Right now, there seems to be a real opportunity to redefine the culture of volunteerism in America, and it starts with Millennials. Millennials are a group of young people, defined by their civic duty, pragmatism, and sense of community. We are a sleeping giant of productivity. We are also equipped to use the power of the internet better than any generation before us. Websites like Volunteerfinder, Sparked and Catchafire already help make volunteering easier and more productive. A generation’s energy is ready to be unleashed, but finding the path to redefining volunteerism is tricky, and I’m not sure we can get there without significant change to the current system.
Millennials are supposed to be all about solving problems by giving back, but in 2011 we were the least likely generation to volunteer. Only 17% of us did. This may have as much to do with our age as our generation, but we’re certainly not distinguishing ourselves.

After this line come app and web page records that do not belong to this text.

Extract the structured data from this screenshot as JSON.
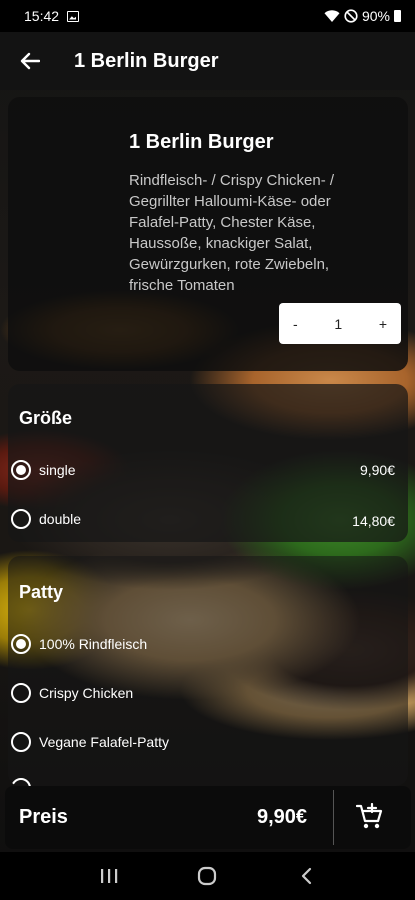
{
  "status": {
    "time": "15:42",
    "battery": "90%"
  },
  "app_bar": {
    "title": "1 Berlin Burger"
  },
  "product": {
    "title": "1 Berlin Burger",
    "description": "Rindfleisch- / Crispy Chicken- / Gegrillter Halloumi-Käse- oder Falafel-Patty, Chester Käse, Haussoße, knackiger Salat, Gewürzgurken, rote Zwiebeln, frische Tomaten",
    "quantity": {
      "minus": "-",
      "value": "1",
      "plus": "+"
    }
  },
  "size_section": {
    "title": "Größe",
    "options": [
      {
        "label": "single",
        "price": "9,90€",
        "selected": true
      },
      {
        "label": "double",
        "price": "14,80€",
        "selected": false
      }
    ]
  },
  "patty_section": {
    "title": "Patty",
    "options": [
      {
        "label": "100% Rindfleisch",
        "selected": true
      },
      {
        "label": "Crispy Chicken",
        "selected": false
      },
      {
        "label": "Vegane Falafel-Patty",
        "selected": false
      }
    ]
  },
  "footer": {
    "price_label": "Preis",
    "price_value": "9,90€"
  },
  "icons": {
    "back": "arrow-left-icon",
    "cart": "add-to-cart-icon",
    "nav_recent": "recent-apps-icon",
    "nav_home": "home-icon",
    "nav_back": "chevron-left-icon"
  }
}
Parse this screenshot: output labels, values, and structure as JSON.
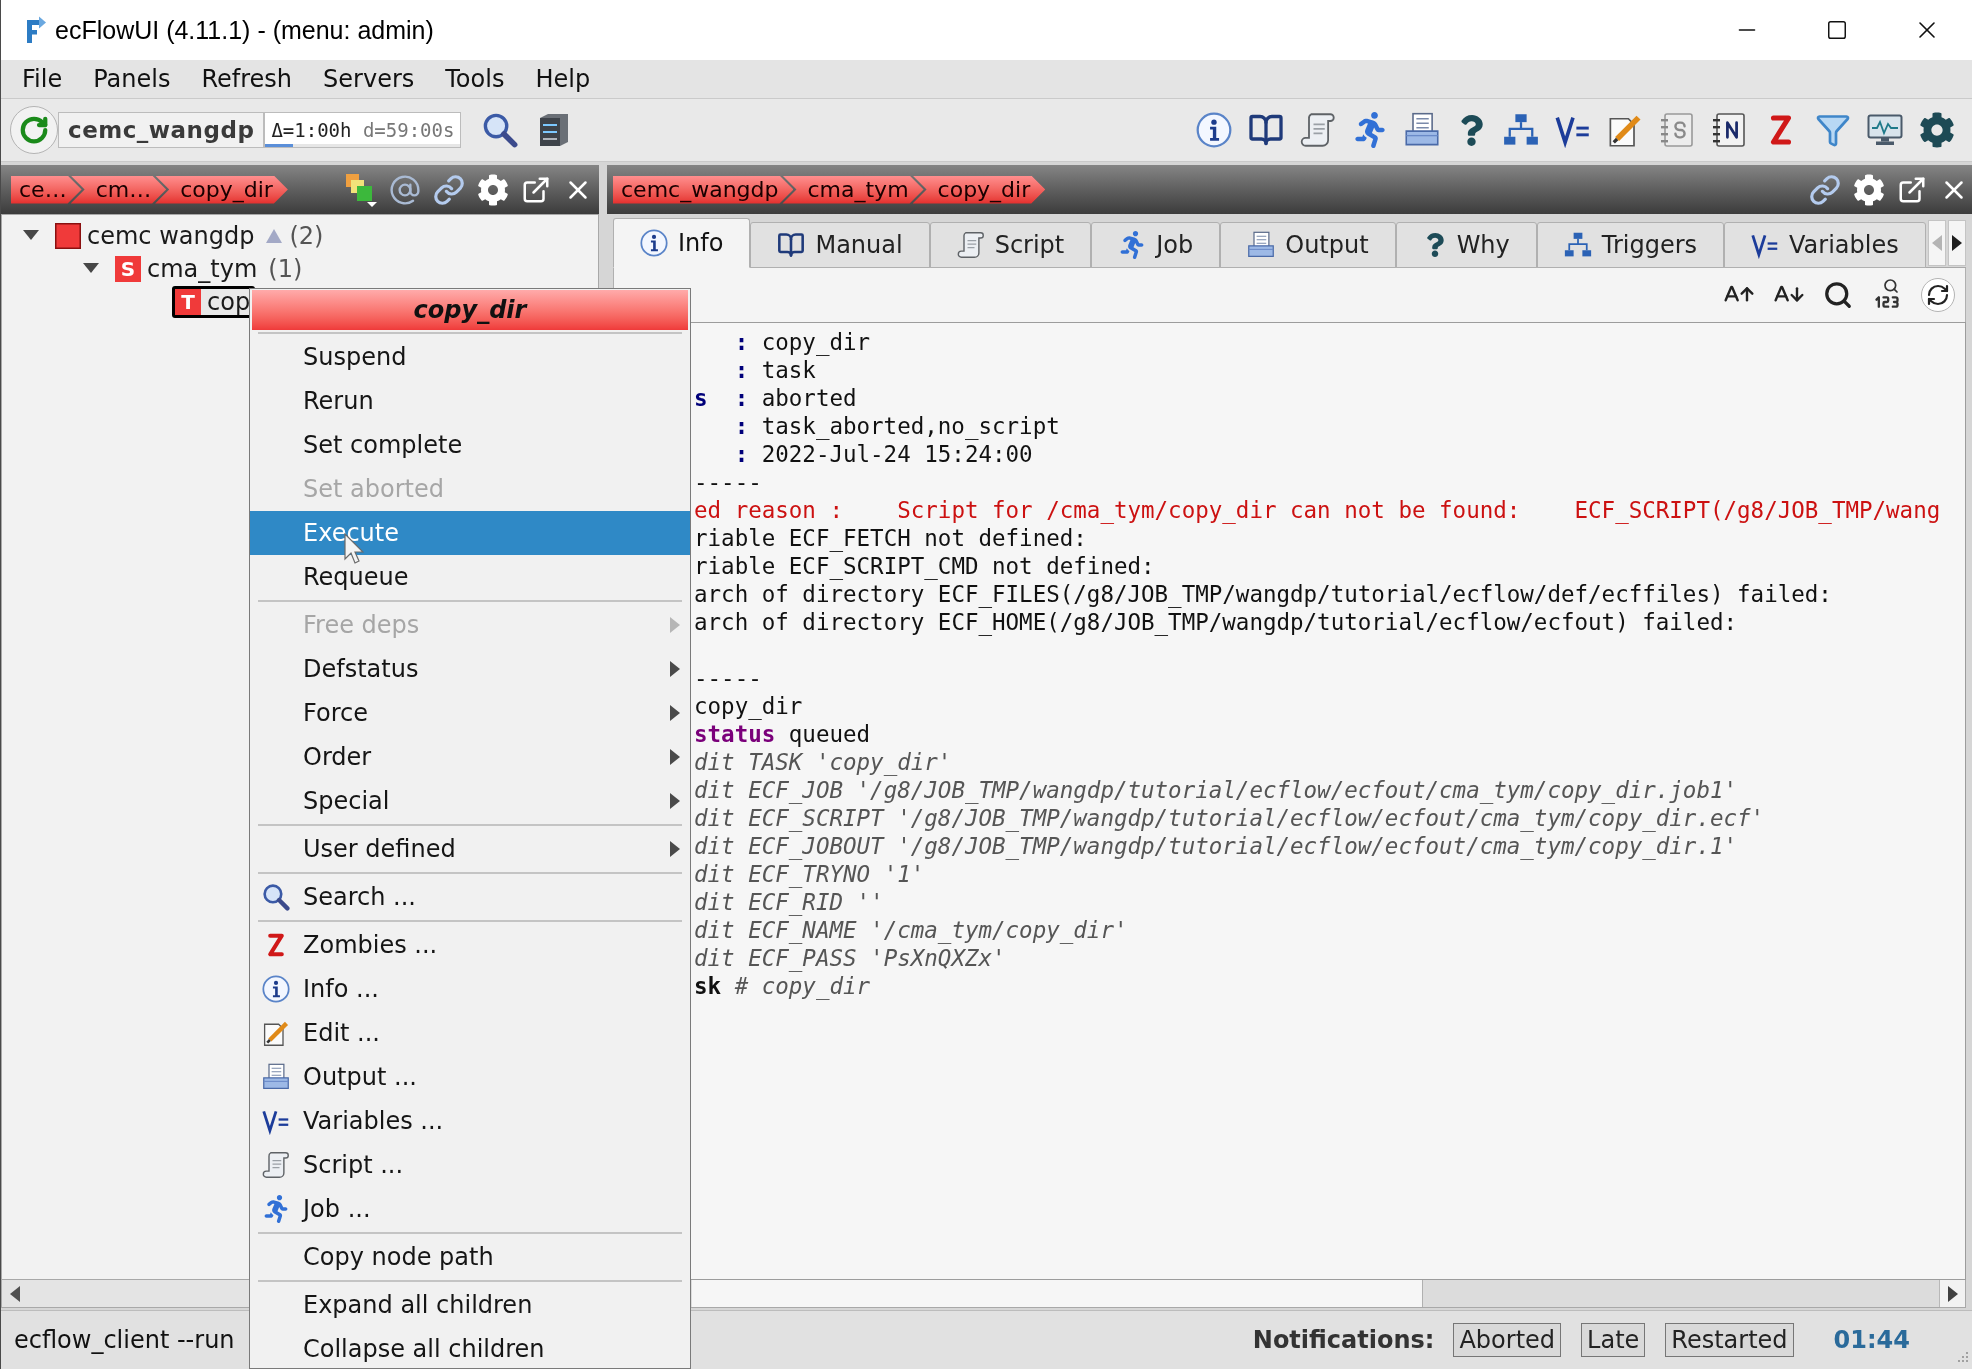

Technology has changed the way we do many things, including charitable contributions. Thanks to innovations like quick donate, the Obama campaign broke fundraising records in 2012. However, where quick donation technology catches us at the height of our passion, much of volunteering procedure requires sustained engagement.
First, volunteering takes more work than donating money. Pretty simple. Second, volunteering is more work for the organization. It is an investment of time and money to train volunteers. Third, there are legal barriers to a lot of volunteer opportunities that simply don’t exist with monetary donations. None of these are easy to change.
What if volunteering was more of a social event, less of a service? Can we change the perception that we are sacrificing when we volunteer? The ball is largely in the organizations court here. It would have to be proven that creating engaging, fun opportunities for volunteers was in their best interest. Until we prove it’s worth their time, they likely aren’t going to pour energy (or money) into creating highly engaging events.
I want to hear your ideas. How do we engage a generation to dive into the issues our world is facing? Is it a fool’s errand, or is there real possibility for progress? Our legacy as a generation is beginning to be written. What do we want it to say?
Comment below, or send me an email and give me your thoughts.